# Task statement:
Give the entries again exactly as they appear, but without the images.

+ + + +

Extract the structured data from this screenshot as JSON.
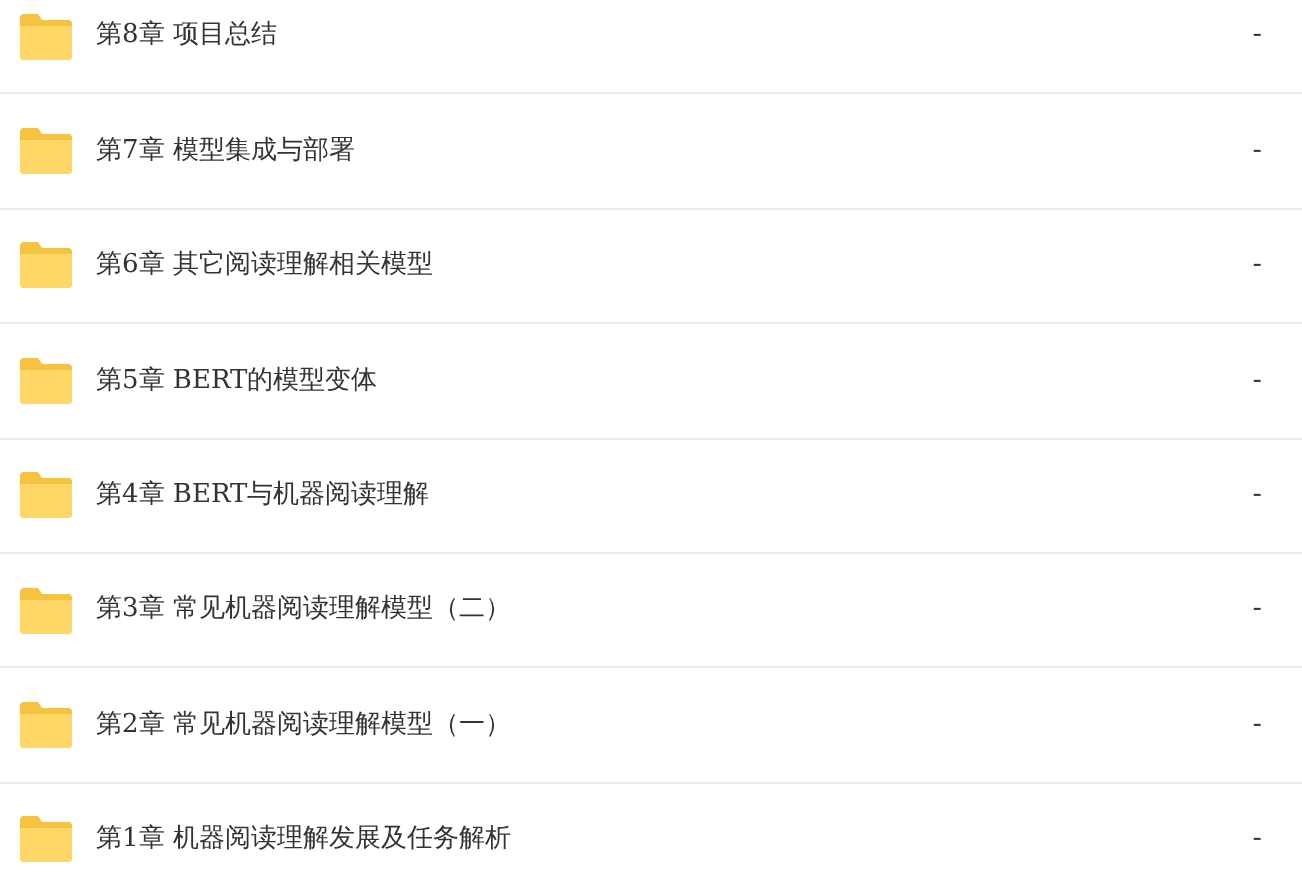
{
  "folders": [
    {
      "name": "第8章 项目总结",
      "size": "-"
    },
    {
      "name": "第7章 模型集成与部署",
      "size": "-"
    },
    {
      "name": "第6章 其它阅读理解相关模型",
      "size": "-"
    },
    {
      "name": "第5章 BERT的模型变体",
      "size": "-"
    },
    {
      "name": "第4章 BERT与机器阅读理解",
      "size": "-"
    },
    {
      "name": "第3章 常见机器阅读理解模型（二）",
      "size": "-"
    },
    {
      "name": "第2章 常见机器阅读理解模型（一）",
      "size": "-"
    },
    {
      "name": "第1章 机器阅读理解发展及任务解析",
      "size": "-"
    }
  ]
}
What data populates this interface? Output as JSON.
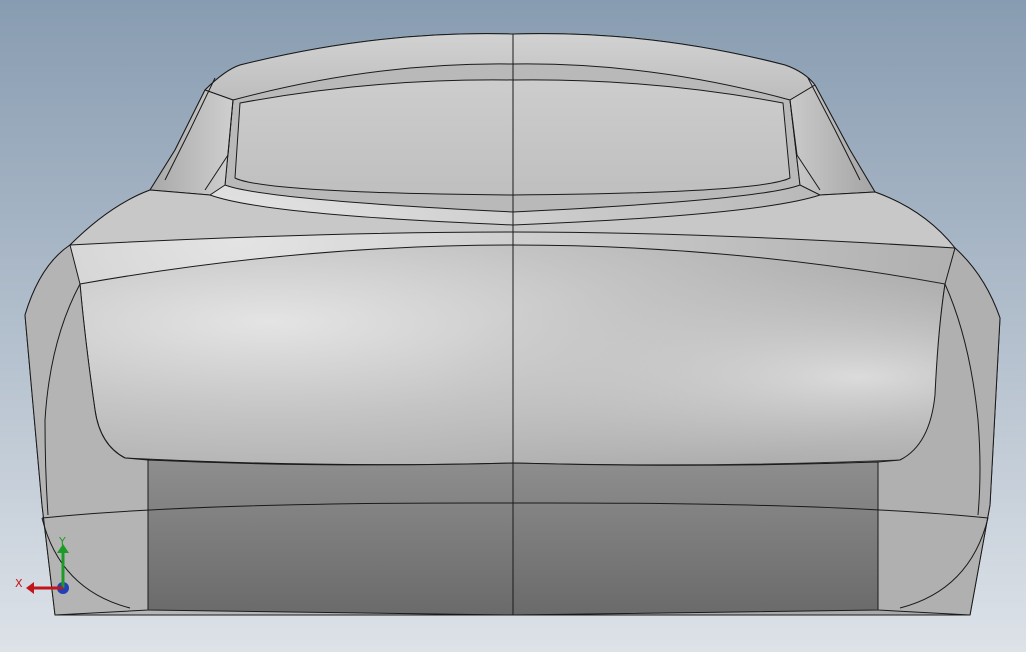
{
  "viewport": {
    "background_top": "#8b9fb4",
    "background_bottom": "#d9dfe6",
    "model_base": "#c6c6c6",
    "edge_color": "#1a1a1a",
    "triad": {
      "x_label": "X",
      "y_label": "Y",
      "x_color": "#c0151a",
      "y_color": "#1e9a27",
      "z_color": "#2140b8"
    }
  }
}
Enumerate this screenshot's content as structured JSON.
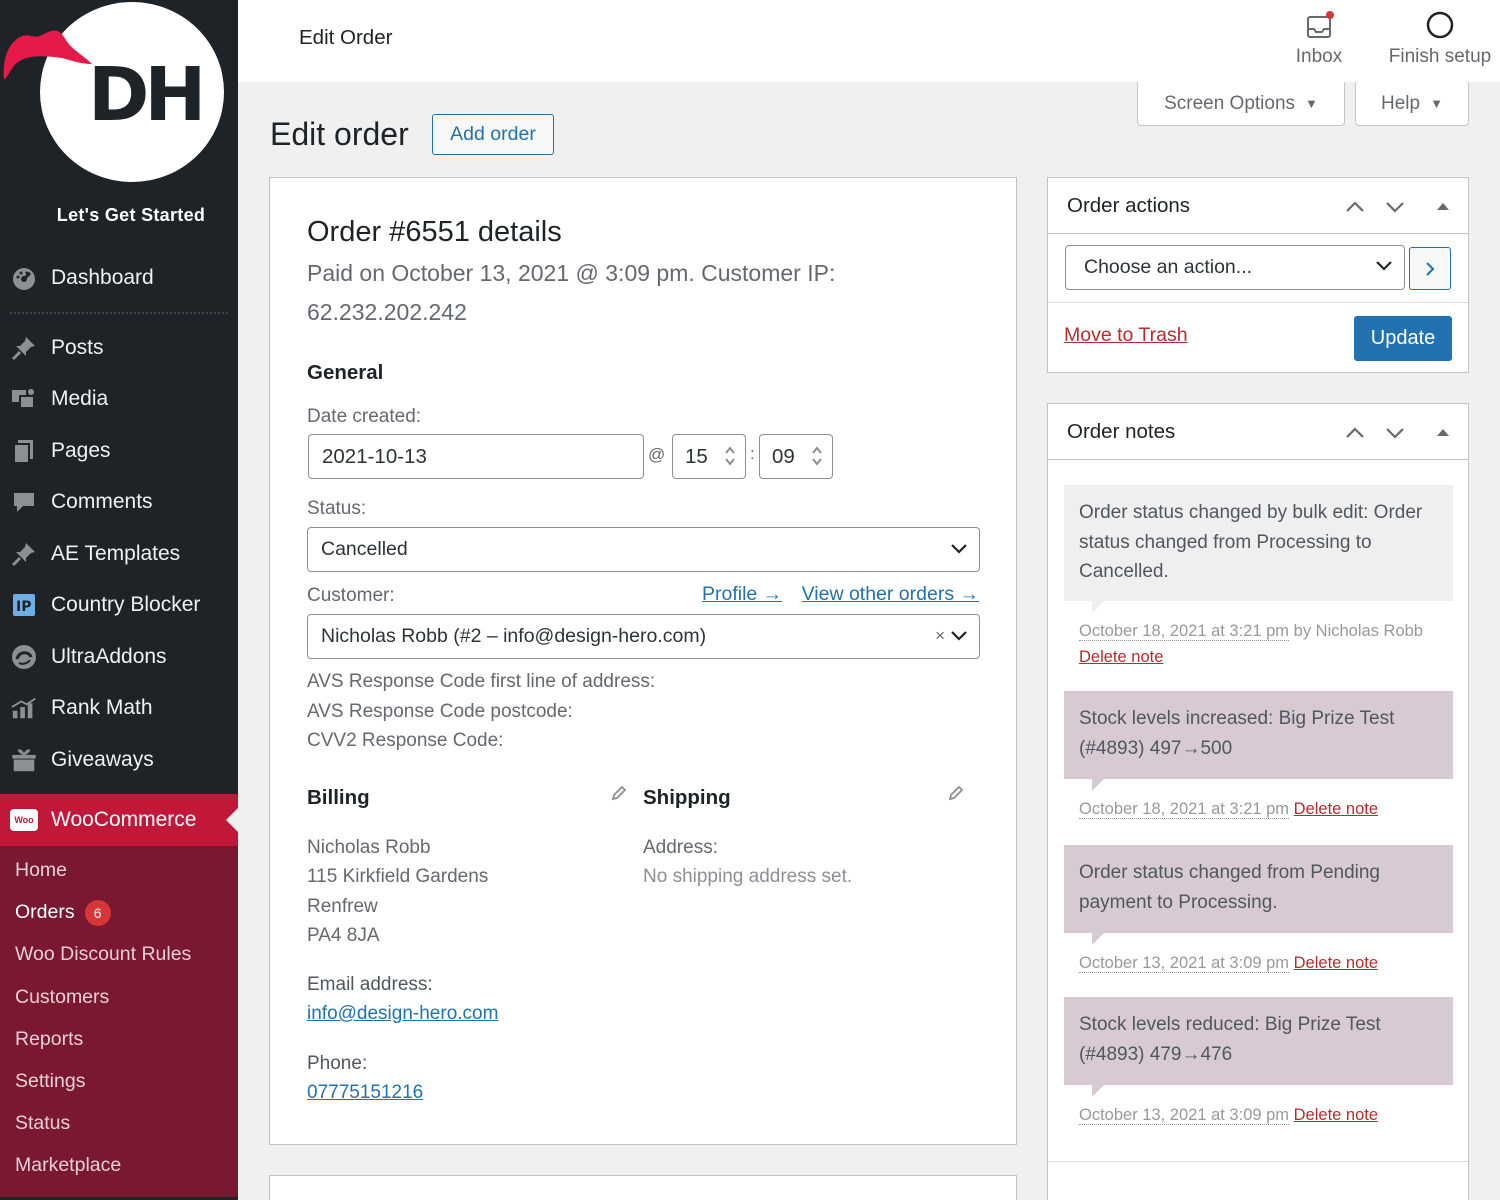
{
  "colors": {
    "sidebar_bg": "#1d2327",
    "woo_active": "#c1183a",
    "woo_submenu": "#791830",
    "accent": "#2271b1",
    "danger": "#b32d2e",
    "badge": "#d63638"
  },
  "brand": {
    "logo_letters": "DH",
    "tagline": "Let's Get Started"
  },
  "sidebar": {
    "items": [
      {
        "label": "Dashboard",
        "icon": "dashboard-icon"
      },
      {
        "label": "Posts",
        "icon": "pin-icon"
      },
      {
        "label": "Media",
        "icon": "media-icon"
      },
      {
        "label": "Pages",
        "icon": "pages-icon"
      },
      {
        "label": "Comments",
        "icon": "comment-icon"
      },
      {
        "label": "AE Templates",
        "icon": "pin-icon"
      },
      {
        "label": "Country Blocker",
        "icon": "ip-icon"
      },
      {
        "label": "UltraAddons",
        "icon": "ultraaddons-icon"
      },
      {
        "label": "Rank Math",
        "icon": "chart-icon"
      },
      {
        "label": "Giveaways",
        "icon": "giveaways-icon"
      }
    ],
    "woocommerce": {
      "label": "WooCommerce",
      "icon_text": "Woo"
    },
    "submenu": [
      {
        "label": "Home"
      },
      {
        "label": "Orders",
        "badge": "6"
      },
      {
        "label": "Woo Discount Rules"
      },
      {
        "label": "Customers"
      },
      {
        "label": "Reports"
      },
      {
        "label": "Settings"
      },
      {
        "label": "Status"
      },
      {
        "label": "Marketplace"
      }
    ]
  },
  "topbar": {
    "title": "Edit Order",
    "inbox": "Inbox",
    "finish": "Finish setup"
  },
  "screen_options": {
    "screen": "Screen Options",
    "help": "Help"
  },
  "heading": {
    "title": "Edit order",
    "add_order": "Add order"
  },
  "order": {
    "title": "Order #6551 details",
    "subtitle": "Paid on October 13, 2021 @ 3:09 pm. Customer IP: 62.232.202.242",
    "general_heading": "General",
    "date_label": "Date created:",
    "date_value": "2021-10-13",
    "at_sign": "@",
    "colon": ":",
    "hour": "15",
    "minute": "09",
    "status_label": "Status:",
    "status_value": "Cancelled",
    "customer_label": "Customer:",
    "profile_link": "Profile →",
    "other_orders_link": "View other orders →",
    "customer_value": "Nicholas Robb (#2 – info@design-hero.com)",
    "clear_mark": "×",
    "avs_address": "AVS Response Code first line of address:",
    "avs_postcode": "AVS Response Code postcode:",
    "cvv2": "CVV2 Response Code:",
    "billing": {
      "heading": "Billing",
      "lines": [
        "Nicholas Robb",
        "115 Kirkfield Gardens",
        "Renfrew",
        "PA4 8JA"
      ],
      "email_label": "Email address:",
      "email": "info@design-hero.com",
      "phone_label": "Phone:",
      "phone": "07775151216"
    },
    "shipping": {
      "heading": "Shipping",
      "address_label": "Address:",
      "address_value": "No shipping address set."
    }
  },
  "order_actions": {
    "title": "Order actions",
    "select_placeholder": "Choose an action...",
    "trash": "Move to Trash",
    "update": "Update"
  },
  "order_notes": {
    "title": "Order notes",
    "delete_label": "Delete note",
    "notes": [
      {
        "text": "Order status changed by bulk edit: Order status changed from Processing to Cancelled.",
        "timestamp": "October 18, 2021 at 3:21 pm",
        "by": "by Nicholas Robb",
        "type": "system"
      },
      {
        "text": "Stock levels increased: Big Prize Test (#4893) 497→500",
        "timestamp": "October 18, 2021 at 3:21 pm",
        "by": "",
        "type": "customer"
      },
      {
        "text": "Order status changed from Pending payment to Processing.",
        "timestamp": "October 13, 2021 at 3:09 pm",
        "by": "",
        "type": "customer"
      },
      {
        "text": "Stock levels reduced: Big Prize Test (#4893) 479→476",
        "timestamp": "October 13, 2021 at 3:09 pm",
        "by": "",
        "type": "customer"
      }
    ]
  }
}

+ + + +

# Reply:
Extract the structured data from this screenshot as JSON.
{
  "folders": [
    {
      "name": "第8章 项目总结",
      "size": "-"
    },
    {
      "name": "第7章 模型集成与部署",
      "size": "-"
    },
    {
      "name": "第6章 其它阅读理解相关模型",
      "size": "-"
    },
    {
      "name": "第5章 BERT的模型变体",
      "size": "-"
    },
    {
      "name": "第4章 BERT与机器阅读理解",
      "size": "-"
    },
    {
      "name": "第3章 常见机器阅读理解模型（二）",
      "size": "-"
    },
    {
      "name": "第2章 常见机器阅读理解模型（一）",
      "size": "-"
    },
    {
      "name": "第1章 机器阅读理解发展及任务解析",
      "size": "-"
    }
  ]
}
What data populates this interface? Output as JSON.
{
  "viewport": {
    "background_top": "#8b9fb4",
    "background_bottom": "#d9dfe6",
    "model_base": "#c6c6c6",
    "edge_color": "#1a1a1a",
    "triad": {
      "x_label": "X",
      "y_label": "Y",
      "x_color": "#c0151a",
      "y_color": "#1e9a27",
      "z_color": "#2140b8"
    }
  }
}
Enumerate this screenshot's content as structured JSON.
{
  "colors": {
    "sidebar_bg": "#1d2327",
    "woo_active": "#c1183a",
    "woo_submenu": "#791830",
    "accent": "#2271b1",
    "danger": "#b32d2e",
    "badge": "#d63638"
  },
  "brand": {
    "logo_letters": "DH",
    "tagline": "Let's Get Started"
  },
  "sidebar": {
    "items": [
      {
        "label": "Dashboard",
        "icon": "dashboard-icon"
      },
      {
        "label": "Posts",
        "icon": "pin-icon"
      },
      {
        "label": "Media",
        "icon": "media-icon"
      },
      {
        "label": "Pages",
        "icon": "pages-icon"
      },
      {
        "label": "Comments",
        "icon": "comment-icon"
      },
      {
        "label": "AE Templates",
        "icon": "pin-icon"
      },
      {
        "label": "Country Blocker",
        "icon": "ip-icon"
      },
      {
        "label": "UltraAddons",
        "icon": "ultraaddons-icon"
      },
      {
        "label": "Rank Math",
        "icon": "chart-icon"
      },
      {
        "label": "Giveaways",
        "icon": "giveaways-icon"
      }
    ],
    "woocommerce": {
      "label": "WooCommerce",
      "icon_text": "Woo"
    },
    "submenu": [
      {
        "label": "Home"
      },
      {
        "label": "Orders",
        "badge": "6"
      },
      {
        "label": "Woo Discount Rules"
      },
      {
        "label": "Customers"
      },
      {
        "label": "Reports"
      },
      {
        "label": "Settings"
      },
      {
        "label": "Status"
      },
      {
        "label": "Marketplace"
      }
    ]
  },
  "topbar": {
    "title": "Edit Order",
    "inbox": "Inbox",
    "finish": "Finish setup"
  },
  "screen_options": {
    "screen": "Screen Options",
    "help": "Help"
  },
  "heading": {
    "title": "Edit order",
    "add_order": "Add order"
  },
  "order": {
    "title": "Order #6551 details",
    "subtitle": "Paid on October 13, 2021 @ 3:09 pm. Customer IP: 62.232.202.242",
    "general_heading": "General",
    "date_label": "Date created:",
    "date_value": "2021-10-13",
    "at_sign": "@",
    "colon": ":",
    "hour": "15",
    "minute": "09",
    "status_label": "Status:",
    "status_value": "Cancelled",
    "customer_label": "Customer:",
    "profile_link": "Profile →",
    "other_orders_link": "View other orders →",
    "customer_value": "Nicholas Robb (#2 – info@design-hero.com)",
    "clear_mark": "×",
    "avs_address": "AVS Response Code first line of address:",
    "avs_postcode": "AVS Response Code postcode:",
    "cvv2": "CVV2 Response Code:",
    "billing": {
      "heading": "Billing",
      "lines": [
        "Nicholas Robb",
        "115 Kirkfield Gardens",
        "Renfrew",
        "PA4 8JA"
      ],
      "email_label": "Email address:",
      "email": "info@design-hero.com",
      "phone_label": "Phone:",
      "phone": "07775151216"
    },
    "shipping": {
      "heading": "Shipping",
      "address_label": "Address:",
      "address_value": "No shipping address set."
    }
  },
  "order_actions": {
    "title": "Order actions",
    "select_placeholder": "Choose an action...",
    "trash": "Move to Trash",
    "update": "Update"
  },
  "order_notes": {
    "title": "Order notes",
    "delete_label": "Delete note",
    "notes": [
      {
        "text": "Order status changed by bulk edit: Order status changed from Processing to Cancelled.",
        "timestamp": "October 18, 2021 at 3:21 pm",
        "by": "by Nicholas Robb",
        "type": "system"
      },
      {
        "text": "Stock levels increased: Big Prize Test (#4893) 497→500",
        "timestamp": "October 18, 2021 at 3:21 pm",
        "by": "",
        "type": "customer"
      },
      {
        "text": "Order status changed from Pending payment to Processing.",
        "timestamp": "October 13, 2021 at 3:09 pm",
        "by": "",
        "type": "customer"
      },
      {
        "text": "Stock levels reduced: Big Prize Test (#4893) 479→476",
        "timestamp": "October 13, 2021 at 3:09 pm",
        "by": "",
        "type": "customer"
      }
    ]
  }
}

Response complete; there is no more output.